In June 2018, an owner/operator truck driver was reversing his single deck truck up to a loading ramp to load cattle used in a rodeo as part of the local annual show. It appears he placed the truck in reverse and began to idle backwards – the gearing of the truck in reverse was sufficiently low that it did not require the driver to have his foot on the accelerator. He then opened the door and stood on the running boards of the truck holding on to the steering wheel to manoeuvre the truck while looking backwards to where he was going.
He fell from the running board of the truck and was fatally crushed under the front wheel as the truck continued to reverse itself.
Also in June 2018, a courier van driver sustained serious fractures when he was dragged under his vehicle. He had returned to the parked van to retrieve an item via the front window when it rolled backwards. It appears he was dragged under the vehicle while trying to stop it moving.
Both investigations are continuing.
Preventing a similar incident
There have been incidents where vehicle drivers and others have been killed or seriously injured after being hit, pinned or crushed by the uncontrolled movement of vehicles. The risk of a vehicle moving in an uncontrolled or unexpected manner must be managed by ensuring appropriate control measures are in place. Controls may include, but are not limited to, the following:
Before leaving a vehicle ensure it is stationary and out of gear with the hand-brake applied.
Do not climb onto a moving vehicle.
Do not allow any movement of the truck or vehicle unless there is someone at the driver’s seat who is able to receive aural or visual warnings and can immediately act to prevent harm (e.g. apply brakes or steer the truck).
When reversing, ensure the area around the vehicle is clear.
Always reverse with the aid of mirrors or a spotter.
The person conducting a business or undertaking should conduct a risk assessment of work practices, develop appropriate safe work systems, conduct appropriate training and ensure the system is enforced at the workplace.
Since 2012 there have been 47 incidents involving workers or others being crushed, struck or run-over by a truck moving uncontrolled. Eleven were fatal and 27 involved a serious injury. In the same period, 49 improvement notices and 25 prohibition notices have been issued for uncontrolled movement or rolling of trucks, semi-trailers, or prime-movers.
Since 2012, there have been 10 work-related deaths involving a person being run over by a vehicle or some other type of machinery. In the same period, 10 prohibition notices and eight improvement notices have been issued in relation to a person being run over by a vehicle or other type of machinery.

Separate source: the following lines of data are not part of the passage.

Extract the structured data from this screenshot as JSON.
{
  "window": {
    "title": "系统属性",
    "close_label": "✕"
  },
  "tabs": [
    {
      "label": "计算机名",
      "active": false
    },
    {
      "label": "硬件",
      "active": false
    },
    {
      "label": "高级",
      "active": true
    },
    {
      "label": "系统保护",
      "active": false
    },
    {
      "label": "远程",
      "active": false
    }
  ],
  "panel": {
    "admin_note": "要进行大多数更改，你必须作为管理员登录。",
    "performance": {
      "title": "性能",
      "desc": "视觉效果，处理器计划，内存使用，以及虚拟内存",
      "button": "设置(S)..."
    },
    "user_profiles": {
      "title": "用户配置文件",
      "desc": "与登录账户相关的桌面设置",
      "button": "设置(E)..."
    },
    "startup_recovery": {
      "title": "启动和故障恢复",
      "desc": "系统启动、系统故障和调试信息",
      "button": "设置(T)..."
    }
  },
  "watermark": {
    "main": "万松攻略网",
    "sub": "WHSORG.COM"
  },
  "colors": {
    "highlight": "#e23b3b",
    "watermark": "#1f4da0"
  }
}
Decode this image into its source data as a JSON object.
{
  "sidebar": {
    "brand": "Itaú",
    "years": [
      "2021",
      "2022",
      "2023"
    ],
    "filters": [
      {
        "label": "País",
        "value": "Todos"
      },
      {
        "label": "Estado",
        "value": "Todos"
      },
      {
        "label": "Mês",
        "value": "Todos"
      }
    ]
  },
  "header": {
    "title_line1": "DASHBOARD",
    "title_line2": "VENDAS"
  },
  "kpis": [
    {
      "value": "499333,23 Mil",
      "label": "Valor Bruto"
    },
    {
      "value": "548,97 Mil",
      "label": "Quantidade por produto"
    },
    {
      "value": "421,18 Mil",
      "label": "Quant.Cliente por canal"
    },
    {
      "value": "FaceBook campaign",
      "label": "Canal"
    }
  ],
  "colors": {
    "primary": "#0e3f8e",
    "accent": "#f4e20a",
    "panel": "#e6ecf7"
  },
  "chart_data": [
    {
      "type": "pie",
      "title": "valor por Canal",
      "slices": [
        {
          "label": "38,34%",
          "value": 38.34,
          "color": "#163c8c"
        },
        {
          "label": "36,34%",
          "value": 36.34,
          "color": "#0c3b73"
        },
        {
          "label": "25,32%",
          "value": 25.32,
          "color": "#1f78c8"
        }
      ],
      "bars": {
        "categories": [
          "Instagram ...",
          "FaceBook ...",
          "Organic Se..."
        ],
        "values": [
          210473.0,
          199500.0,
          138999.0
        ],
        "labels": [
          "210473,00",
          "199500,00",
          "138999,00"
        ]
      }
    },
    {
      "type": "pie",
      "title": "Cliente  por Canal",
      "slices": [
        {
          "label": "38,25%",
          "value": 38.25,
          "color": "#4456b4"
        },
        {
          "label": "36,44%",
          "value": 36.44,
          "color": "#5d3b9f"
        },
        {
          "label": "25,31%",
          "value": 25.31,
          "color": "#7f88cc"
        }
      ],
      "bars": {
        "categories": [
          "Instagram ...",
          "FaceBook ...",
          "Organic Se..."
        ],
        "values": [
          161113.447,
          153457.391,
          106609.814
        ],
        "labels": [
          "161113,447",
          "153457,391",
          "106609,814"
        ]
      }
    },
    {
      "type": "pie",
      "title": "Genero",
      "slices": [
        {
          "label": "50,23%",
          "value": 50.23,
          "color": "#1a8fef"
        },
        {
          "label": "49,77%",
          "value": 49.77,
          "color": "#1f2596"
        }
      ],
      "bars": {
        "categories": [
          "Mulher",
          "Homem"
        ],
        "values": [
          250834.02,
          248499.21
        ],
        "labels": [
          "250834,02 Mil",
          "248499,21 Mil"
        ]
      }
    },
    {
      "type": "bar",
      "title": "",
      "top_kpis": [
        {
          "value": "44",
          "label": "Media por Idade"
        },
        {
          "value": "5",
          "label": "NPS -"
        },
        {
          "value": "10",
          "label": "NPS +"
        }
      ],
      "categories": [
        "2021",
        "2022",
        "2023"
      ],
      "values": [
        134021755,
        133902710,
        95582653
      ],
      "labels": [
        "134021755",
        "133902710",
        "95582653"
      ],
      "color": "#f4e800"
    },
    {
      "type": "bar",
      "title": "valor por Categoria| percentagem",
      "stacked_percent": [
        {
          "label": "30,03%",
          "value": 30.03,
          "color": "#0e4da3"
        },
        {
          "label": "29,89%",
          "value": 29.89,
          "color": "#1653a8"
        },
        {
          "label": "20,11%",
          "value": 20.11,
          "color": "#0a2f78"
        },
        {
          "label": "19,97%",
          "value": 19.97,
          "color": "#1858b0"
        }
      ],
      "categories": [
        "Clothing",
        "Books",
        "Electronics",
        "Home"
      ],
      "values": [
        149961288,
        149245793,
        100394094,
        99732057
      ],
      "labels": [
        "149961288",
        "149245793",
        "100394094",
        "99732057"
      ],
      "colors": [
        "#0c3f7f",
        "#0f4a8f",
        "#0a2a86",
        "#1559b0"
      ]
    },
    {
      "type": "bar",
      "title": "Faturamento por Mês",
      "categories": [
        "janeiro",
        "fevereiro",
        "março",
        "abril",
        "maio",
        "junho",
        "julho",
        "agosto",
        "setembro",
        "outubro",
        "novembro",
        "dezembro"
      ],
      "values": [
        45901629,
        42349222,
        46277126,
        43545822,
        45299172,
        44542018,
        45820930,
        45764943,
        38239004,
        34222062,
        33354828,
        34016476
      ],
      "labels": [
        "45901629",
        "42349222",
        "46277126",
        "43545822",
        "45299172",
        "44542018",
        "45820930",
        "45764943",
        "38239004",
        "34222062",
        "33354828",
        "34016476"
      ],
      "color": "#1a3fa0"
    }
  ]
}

Each year there are around 130 accepted workers’ compensation claims involving a worker being struck or crushed by a truck. Of these claims, more than a third involve a serious injury and two are fatal.
Each year there are around 600 accepted workers’ compensation claims involving a worker injured by mobile plant. Of these claims, about 40 per cent involve a serious injury requiring five or more days off work, and two are fatal.
Prosecutions and compliance
In May 2017 a company was fined $60,000 and an individual $3,000 following the death of a worker who was run over by a truck and trailer. The worker was lying under the back of the trailer to check on bouncing that had occurred while driving. Moments later, the truck and trailer began moving backwards. The trailer wheels rolled over the worker, followed by the truck wheels.
In February 2017 a regional council was fined $170,000 following the death of a worker. The worker was killed after he was struck and run over by a reversing truck on a civil construction site.
In December 2016 a road freight transport company was fined $60,000 and a court ordered undertaking for two years with recognisance of $60,000 following the death of a worker who was run over by a trailer. The prime mover and trailer appeared to have trouble releasing its trailer brakes. The worker went to the rear of the trailer and attempted to release a trailer brake. When the vehicle began rolling backwards he tried to re-engage the maxi-brake, but was struck by the trailer wheels.
In June 2016 a company was fined $120,000, after a worker who was operating a six tonne mobile yard crane to perform load-shifting of steel product was killed. The worker was seen running alongside the crane which was travelling down a slope, uncontrolled, with no-one in the operator’s seat. He was either struck by the crane or tipped, then run over and killed. He was not licensed to operate this type of crane.